A previous version of this article referred to an incorrect location for the San Pedro Fish Market. The article has been corrected.
Alas, the Queen Mary has been closed since 2020 as the city addresses concerns that it has fallen into critical disrepair. It began a $5 million refurbishment in February to address immediate issues, but studies indicate that the vessel may require nearly $300 million in renovations and upgrades to keep it afloat, leaving Long Beach without one of its major attractions.
Location: Long Beach is about 25 miles south of downtown Los Angeles.
San Pedro offers under-the-radar destinations
Just over the Vincent Thomas Bridge, neighboring San Pedro is quietly emerging as a destination in its own right. The former commercial fishing village is home to one of the West Coast’s largest cruise hubs and anchors the southern end of one of the best coastal drives in California, the 14-mile Palos Verdes Scenic Drive. Its modest cottages and close-up views of the industrial Port of Los Angeles might seem jarring at first next to the mansions and cliffside views of the Palos Verdes Peninsula, but San Pedro is filled with eclectic eateries and affordable, under-the-radar destinations that are worth a closer look.
Although hip spots such as Crafted, an indoor artisan marketplace and brewery, have joined stalwart attractions such as the Point Fermin Lighthouse, locals will tell you that San Pedro’s independent, blue-collar spirit isn’t going anywhere. This is where the poet and novelist Charles Bukowski lived and wrote, where Upton Sinclair rallied longshoremen to strike for their rights in 1923, and where the 1980s punk rock group the Minutemen honed their distinctive sound.
To get a sense of the area’s seafaring history, stop by the Los Angeles Maritime Museum, housed in the 1940s-era ferry terminal that San Pedro workers once passed through to get to jobs at the tuna canneries and shipyards of Terminal Island.
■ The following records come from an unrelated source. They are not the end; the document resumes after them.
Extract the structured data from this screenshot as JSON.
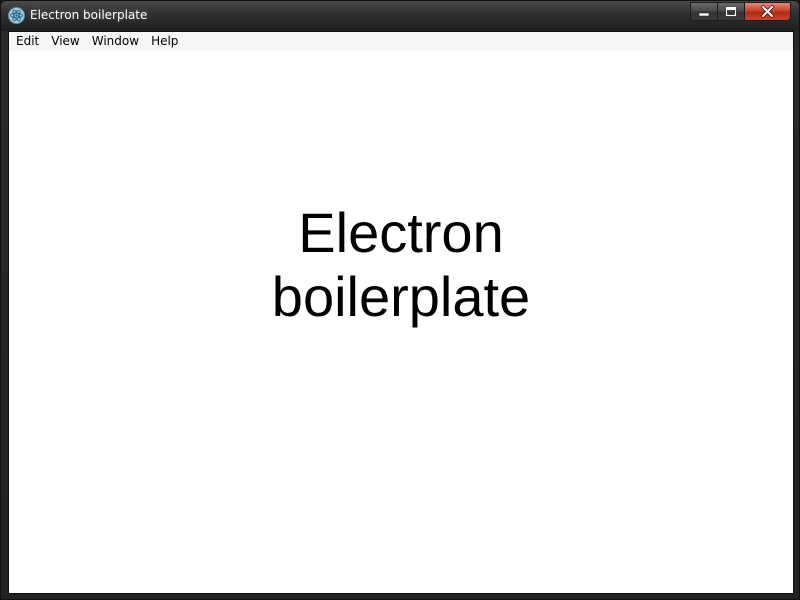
{
  "window": {
    "title": "Electron boilerplate",
    "icon": "electron-app-icon",
    "controls": [
      "minimize-icon",
      "maximize-icon",
      "close-icon"
    ]
  },
  "menubar": {
    "items": [
      {
        "label": "Edit"
      },
      {
        "label": "View"
      },
      {
        "label": "Window"
      },
      {
        "label": "Help"
      }
    ]
  },
  "content": {
    "heading_line1": "Electron",
    "heading_line2": "boilerplate"
  },
  "colors": {
    "titlebar": "#2f2f2f",
    "close_button": "#c7432e",
    "menubar_bg": "#f5f6f7",
    "content_bg": "#ffffff",
    "text": "#000000"
  }
}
Nearby is the partially finished waterfront promenade, which, once complete, promises to be a pedestrian-friendly gathering place with open views of the main channel of the Los Angeles harbor. Along it are the USS Iowa, a retired World War II battleship that is open for tours, and the casual, chaotic covered patio of the San Pedro Fish Market, where you can feast on a tray of grilled shrimpand watch ships drift in and out of Los Angeles Harbor. Whale-watching cruises launch nearby.
The Cabrillo Marine Aquarium is much smaller than Long Beach’s Aquarium of the Pacific, but its sea-life exhibits and aquatic nursery are thoughtful, and the price is right (suggested donation $7). The Marine Mammal Care Center is another kid-friendly destination; on weekends, visitors can view injured seals and sea lions and learn about their rehabilitation.
For more history, climb to higher ground to reach Fort MacArthur, a U.S. Army fortress that guarded the Los Angeles port area from 1914 through the early 1970s. Highlights include a large collection of operable military vehicles and wartime radio equipment. In nearby Angels Gate Park, the 17-ton Korean Friendship Bell, a gift from South Korea for the U.S. bicentennial, sits beneath a pavilion amid a wide lawn with arguably the best picnicking and kite-flying opportunities in L.A. The sweeping view, which takes in the busy port, Catalina Island and the rugged coastline, is uniquely San Pedro.
Location: San Pedro is located between the Palos Verdes Peninsula and Long Beach, about 25 miles south of downtown Los Angeles.
Randall is a writer based in Los Angeles. Her website is authorlaurarandall.com.
Potential travelers should take local and national public health directives regarding the pandemic into consideration before planning any trips. Travel health notice information can be found on the Centers for Disease Control and Prevention’s interactive map showing travel recommendations by destination and the CDC’s travel health notice webpage.